● INSTRUCTIONS FOR THE TASK
The entries that follow need to be printed exactly as they are, minus any pictures.

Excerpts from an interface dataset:

-----

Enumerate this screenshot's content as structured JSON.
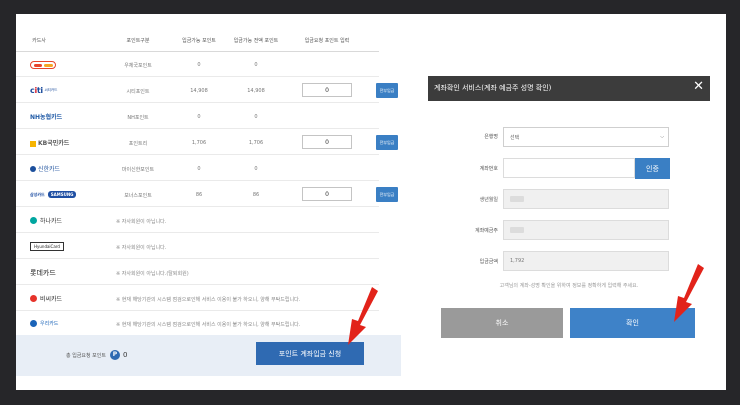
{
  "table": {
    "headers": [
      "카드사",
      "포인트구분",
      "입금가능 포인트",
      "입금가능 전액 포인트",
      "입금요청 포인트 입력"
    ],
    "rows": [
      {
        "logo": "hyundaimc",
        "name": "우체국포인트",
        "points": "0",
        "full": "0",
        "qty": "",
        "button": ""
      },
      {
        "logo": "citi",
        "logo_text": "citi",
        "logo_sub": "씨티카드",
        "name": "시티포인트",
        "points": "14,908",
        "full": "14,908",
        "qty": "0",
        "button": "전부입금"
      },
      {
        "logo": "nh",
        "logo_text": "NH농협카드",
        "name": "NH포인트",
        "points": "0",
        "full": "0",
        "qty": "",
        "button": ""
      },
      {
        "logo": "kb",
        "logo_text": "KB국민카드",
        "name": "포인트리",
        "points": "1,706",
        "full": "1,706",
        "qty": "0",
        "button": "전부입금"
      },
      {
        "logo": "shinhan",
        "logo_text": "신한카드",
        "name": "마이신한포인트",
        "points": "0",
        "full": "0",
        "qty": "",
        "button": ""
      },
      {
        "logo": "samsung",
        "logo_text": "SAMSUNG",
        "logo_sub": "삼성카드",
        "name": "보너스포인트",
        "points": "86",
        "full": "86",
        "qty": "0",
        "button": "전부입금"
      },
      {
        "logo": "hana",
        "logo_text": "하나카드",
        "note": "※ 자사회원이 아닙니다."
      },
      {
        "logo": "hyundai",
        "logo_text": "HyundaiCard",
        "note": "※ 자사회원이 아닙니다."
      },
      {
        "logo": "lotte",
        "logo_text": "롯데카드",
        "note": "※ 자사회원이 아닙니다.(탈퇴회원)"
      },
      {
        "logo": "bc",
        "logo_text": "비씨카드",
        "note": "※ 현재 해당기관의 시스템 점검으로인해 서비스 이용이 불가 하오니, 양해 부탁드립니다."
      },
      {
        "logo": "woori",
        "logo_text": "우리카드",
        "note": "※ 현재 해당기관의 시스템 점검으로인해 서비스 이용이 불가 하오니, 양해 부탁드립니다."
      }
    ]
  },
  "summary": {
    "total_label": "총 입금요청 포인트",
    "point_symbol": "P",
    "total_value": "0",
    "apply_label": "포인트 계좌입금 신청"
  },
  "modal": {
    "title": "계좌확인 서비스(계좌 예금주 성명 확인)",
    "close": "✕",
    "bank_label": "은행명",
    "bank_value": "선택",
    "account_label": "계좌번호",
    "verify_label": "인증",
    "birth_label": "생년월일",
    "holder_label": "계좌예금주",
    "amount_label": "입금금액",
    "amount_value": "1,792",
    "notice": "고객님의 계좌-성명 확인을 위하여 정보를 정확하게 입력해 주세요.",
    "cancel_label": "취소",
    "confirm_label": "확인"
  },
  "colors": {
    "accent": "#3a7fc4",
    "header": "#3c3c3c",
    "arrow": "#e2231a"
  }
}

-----

● REPLY TO THE TASK
Enumerate this screenshot's content as structured JSON.
{
  "table": {
    "headers": [
      "카드사",
      "포인트구분",
      "입금가능 포인트",
      "입금가능 전액 포인트",
      "입금요청 포인트 입력"
    ],
    "rows": [
      {
        "logo": "hyundaimc",
        "name": "우체국포인트",
        "points": "0",
        "full": "0",
        "qty": "",
        "button": ""
      },
      {
        "logo": "citi",
        "logo_text": "citi",
        "logo_sub": "씨티카드",
        "name": "시티포인트",
        "points": "14,908",
        "full": "14,908",
        "qty": "0",
        "button": "전부입금"
      },
      {
        "logo": "nh",
        "logo_text": "NH농협카드",
        "name": "NH포인트",
        "points": "0",
        "full": "0",
        "qty": "",
        "button": ""
      },
      {
        "logo": "kb",
        "logo_text": "KB국민카드",
        "name": "포인트리",
        "points": "1,706",
        "full": "1,706",
        "qty": "0",
        "button": "전부입금"
      },
      {
        "logo": "shinhan",
        "logo_text": "신한카드",
        "name": "마이신한포인트",
        "points": "0",
        "full": "0",
        "qty": "",
        "button": ""
      },
      {
        "logo": "samsung",
        "logo_text": "SAMSUNG",
        "logo_sub": "삼성카드",
        "name": "보너스포인트",
        "points": "86",
        "full": "86",
        "qty": "0",
        "button": "전부입금"
      },
      {
        "logo": "hana",
        "logo_text": "하나카드",
        "note": "※ 자사회원이 아닙니다."
      },
      {
        "logo": "hyundai",
        "logo_text": "HyundaiCard",
        "note": "※ 자사회원이 아닙니다."
      },
      {
        "logo": "lotte",
        "logo_text": "롯데카드",
        "note": "※ 자사회원이 아닙니다.(탈퇴회원)"
      },
      {
        "logo": "bc",
        "logo_text": "비씨카드",
        "note": "※ 현재 해당기관의 시스템 점검으로인해 서비스 이용이 불가 하오니, 양해 부탁드립니다."
      },
      {
        "logo": "woori",
        "logo_text": "우리카드",
        "note": "※ 현재 해당기관의 시스템 점검으로인해 서비스 이용이 불가 하오니, 양해 부탁드립니다."
      }
    ]
  },
  "summary": {
    "total_label": "총 입금요청 포인트",
    "point_symbol": "P",
    "total_value": "0",
    "apply_label": "포인트 계좌입금 신청"
  },
  "modal": {
    "title": "계좌확인 서비스(계좌 예금주 성명 확인)",
    "close": "✕",
    "bank_label": "은행명",
    "bank_value": "선택",
    "account_label": "계좌번호",
    "verify_label": "인증",
    "birth_label": "생년월일",
    "holder_label": "계좌예금주",
    "amount_label": "입금금액",
    "amount_value": "1,792",
    "notice": "고객님의 계좌-성명 확인을 위하여 정보를 정확하게 입력해 주세요.",
    "cancel_label": "취소",
    "confirm_label": "확인"
  },
  "colors": {
    "accent": "#3a7fc4",
    "header": "#3c3c3c",
    "arrow": "#e2231a"
  }
}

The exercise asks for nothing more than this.